------ Input material

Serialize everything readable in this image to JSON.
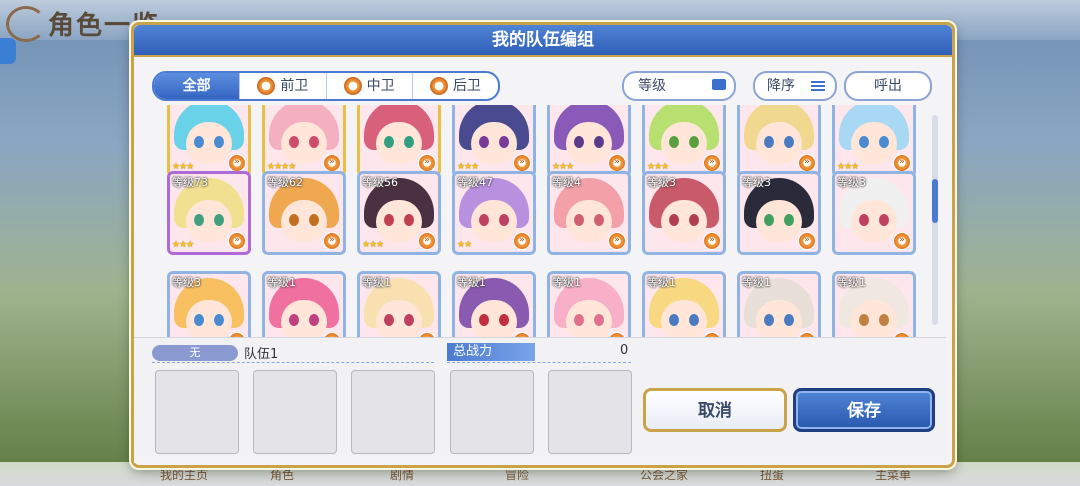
{
  "background": {
    "title": "角色一览",
    "bottom_tabs": [
      "我的主页",
      "角色",
      "剧情",
      "冒险",
      "公会之家",
      "扭蛋",
      "主菜单"
    ]
  },
  "dialog": {
    "title": "我的队伍编组",
    "tabs": [
      {
        "label": "全部",
        "active": true
      },
      {
        "label": "前卫",
        "active": false
      },
      {
        "label": "中卫",
        "active": false
      },
      {
        "label": "后卫",
        "active": false
      }
    ],
    "sort_field_label": "等级",
    "sort_order_label": "降序",
    "call_label": "呼出"
  },
  "roster": {
    "rows": [
      [
        {
          "level": "",
          "stars": "★★★",
          "frame": "gold",
          "hair": "#6ad2e8",
          "eye": "#4a8ad0"
        },
        {
          "level": "",
          "stars": "★★★★",
          "frame": "gold",
          "hair": "#f4b0c0",
          "eye": "#d04a6a"
        },
        {
          "level": "",
          "stars": "",
          "frame": "gold",
          "hair": "#d8607a",
          "eye": "#30a080"
        },
        {
          "level": "",
          "stars": "★★★",
          "frame": "blue",
          "hair": "#4a4a90",
          "eye": "#7a3a9a"
        },
        {
          "level": "",
          "stars": "★★★",
          "frame": "blue",
          "hair": "#8a5ab8",
          "eye": "#5a3a8a"
        },
        {
          "level": "",
          "stars": "★★★",
          "frame": "blue",
          "hair": "#b8e070",
          "eye": "#5aa040"
        },
        {
          "level": "",
          "stars": "",
          "frame": "blue",
          "hair": "#f0d890",
          "eye": "#4a7ac0"
        },
        {
          "level": "",
          "stars": "★★★",
          "frame": "blue",
          "hair": "#a8d8f4",
          "eye": "#4a8ad0"
        }
      ],
      [
        {
          "level": "等级73",
          "stars": "★★★",
          "frame": "purple",
          "hair": "#f0e090",
          "eye": "#40a080"
        },
        {
          "level": "等级62",
          "stars": "",
          "frame": "blue",
          "hair": "#f0a850",
          "eye": "#c07020"
        },
        {
          "level": "等级56",
          "stars": "★★★",
          "frame": "blue",
          "hair": "#4a3040",
          "eye": "#c04050"
        },
        {
          "level": "等级47",
          "stars": "★★",
          "frame": "blue",
          "hair": "#b890e0",
          "eye": "#c04060"
        },
        {
          "level": "等级4",
          "stars": "",
          "frame": "blue",
          "hair": "#f4a0a8",
          "eye": "#d06070"
        },
        {
          "level": "等级3",
          "stars": "",
          "frame": "blue",
          "hair": "#c85a6a",
          "eye": "#b04050"
        },
        {
          "level": "等级3",
          "stars": "",
          "frame": "blue",
          "hair": "#2a2a3a",
          "eye": "#40a060"
        },
        {
          "level": "等级3",
          "stars": "",
          "frame": "blue",
          "hair": "#f0f0f0",
          "eye": "#c04060"
        }
      ],
      [
        {
          "level": "等级3",
          "stars": "",
          "frame": "blue",
          "hair": "#f8c060",
          "eye": "#4a8ad0"
        },
        {
          "level": "等级1",
          "stars": "",
          "frame": "blue",
          "hair": "#f070a0",
          "eye": "#c04080"
        },
        {
          "level": "等级1",
          "stars": "",
          "frame": "blue",
          "hair": "#f8e0b0",
          "eye": "#c04060"
        },
        {
          "level": "等级1",
          "stars": "",
          "frame": "blue",
          "hair": "#8a5ab0",
          "eye": "#c03040"
        },
        {
          "level": "等级1",
          "stars": "",
          "frame": "blue",
          "hair": "#f8b0c8",
          "eye": "#e07090"
        },
        {
          "level": "等级1",
          "stars": "",
          "frame": "blue",
          "hair": "#f8d880",
          "eye": "#4a7ac0"
        },
        {
          "level": "等级1",
          "stars": "",
          "frame": "blue",
          "hair": "#e8e0d8",
          "eye": "#4a7ac0"
        },
        {
          "level": "等级1",
          "stars": "",
          "frame": "blue",
          "hair": "#f0e8e0",
          "eye": "#c08040"
        }
      ]
    ]
  },
  "team": {
    "none_badge": "无",
    "name": "队伍1",
    "power_label": "总战力",
    "power_value": "0",
    "slot_count": 5
  },
  "buttons": {
    "cancel": "取消",
    "save": "保存"
  },
  "colors": {
    "accent_blue": "#3565c2",
    "frame_gold": "#c9a24a"
  }
}
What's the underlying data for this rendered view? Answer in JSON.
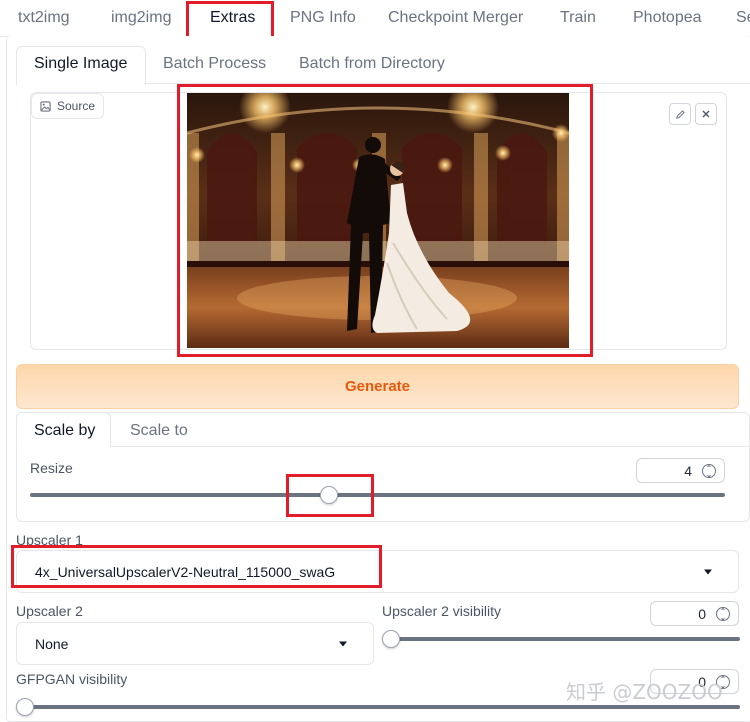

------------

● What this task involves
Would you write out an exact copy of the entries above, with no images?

● Written response
Serialize everything readable in this image to JSON.
{
  "background": {
    "title": "角色一览",
    "bottom_tabs": [
      "我的主页",
      "角色",
      "剧情",
      "冒险",
      "公会之家",
      "扭蛋",
      "主菜单"
    ]
  },
  "dialog": {
    "title": "我的队伍编组",
    "tabs": [
      {
        "label": "全部",
        "active": true
      },
      {
        "label": "前卫",
        "active": false
      },
      {
        "label": "中卫",
        "active": false
      },
      {
        "label": "后卫",
        "active": false
      }
    ],
    "sort_field_label": "等级",
    "sort_order_label": "降序",
    "call_label": "呼出"
  },
  "roster": {
    "rows": [
      [
        {
          "level": "",
          "stars": "★★★",
          "frame": "gold",
          "hair": "#6ad2e8",
          "eye": "#4a8ad0"
        },
        {
          "level": "",
          "stars": "★★★★",
          "frame": "gold",
          "hair": "#f4b0c0",
          "eye": "#d04a6a"
        },
        {
          "level": "",
          "stars": "",
          "frame": "gold",
          "hair": "#d8607a",
          "eye": "#30a080"
        },
        {
          "level": "",
          "stars": "★★★",
          "frame": "blue",
          "hair": "#4a4a90",
          "eye": "#7a3a9a"
        },
        {
          "level": "",
          "stars": "★★★",
          "frame": "blue",
          "hair": "#8a5ab8",
          "eye": "#5a3a8a"
        },
        {
          "level": "",
          "stars": "★★★",
          "frame": "blue",
          "hair": "#b8e070",
          "eye": "#5aa040"
        },
        {
          "level": "",
          "stars": "",
          "frame": "blue",
          "hair": "#f0d890",
          "eye": "#4a7ac0"
        },
        {
          "level": "",
          "stars": "★★★",
          "frame": "blue",
          "hair": "#a8d8f4",
          "eye": "#4a8ad0"
        }
      ],
      [
        {
          "level": "等级73",
          "stars": "★★★",
          "frame": "purple",
          "hair": "#f0e090",
          "eye": "#40a080"
        },
        {
          "level": "等级62",
          "stars": "",
          "frame": "blue",
          "hair": "#f0a850",
          "eye": "#c07020"
        },
        {
          "level": "等级56",
          "stars": "★★★",
          "frame": "blue",
          "hair": "#4a3040",
          "eye": "#c04050"
        },
        {
          "level": "等级47",
          "stars": "★★",
          "frame": "blue",
          "hair": "#b890e0",
          "eye": "#c04060"
        },
        {
          "level": "等级4",
          "stars": "",
          "frame": "blue",
          "hair": "#f4a0a8",
          "eye": "#d06070"
        },
        {
          "level": "等级3",
          "stars": "",
          "frame": "blue",
          "hair": "#c85a6a",
          "eye": "#b04050"
        },
        {
          "level": "等级3",
          "stars": "",
          "frame": "blue",
          "hair": "#2a2a3a",
          "eye": "#40a060"
        },
        {
          "level": "等级3",
          "stars": "",
          "frame": "blue",
          "hair": "#f0f0f0",
          "eye": "#c04060"
        }
      ],
      [
        {
          "level": "等级3",
          "stars": "",
          "frame": "blue",
          "hair": "#f8c060",
          "eye": "#4a8ad0"
        },
        {
          "level": "等级1",
          "stars": "",
          "frame": "blue",
          "hair": "#f070a0",
          "eye": "#c04080"
        },
        {
          "level": "等级1",
          "stars": "",
          "frame": "blue",
          "hair": "#f8e0b0",
          "eye": "#c04060"
        },
        {
          "level": "等级1",
          "stars": "",
          "frame": "blue",
          "hair": "#8a5ab0",
          "eye": "#c03040"
        },
        {
          "level": "等级1",
          "stars": "",
          "frame": "blue",
          "hair": "#f8b0c8",
          "eye": "#e07090"
        },
        {
          "level": "等级1",
          "stars": "",
          "frame": "blue",
          "hair": "#f8d880",
          "eye": "#4a7ac0"
        },
        {
          "level": "等级1",
          "stars": "",
          "frame": "blue",
          "hair": "#e8e0d8",
          "eye": "#4a7ac0"
        },
        {
          "level": "等级1",
          "stars": "",
          "frame": "blue",
          "hair": "#f0e8e0",
          "eye": "#c08040"
        }
      ]
    ]
  },
  "team": {
    "none_badge": "无",
    "name": "队伍1",
    "power_label": "总战力",
    "power_value": "0",
    "slot_count": 5
  },
  "buttons": {
    "cancel": "取消",
    "save": "保存"
  },
  "colors": {
    "accent_blue": "#3565c2",
    "frame_gold": "#c9a24a"
  }
}
What's the underlying data for this rendered view? Answer in JSON.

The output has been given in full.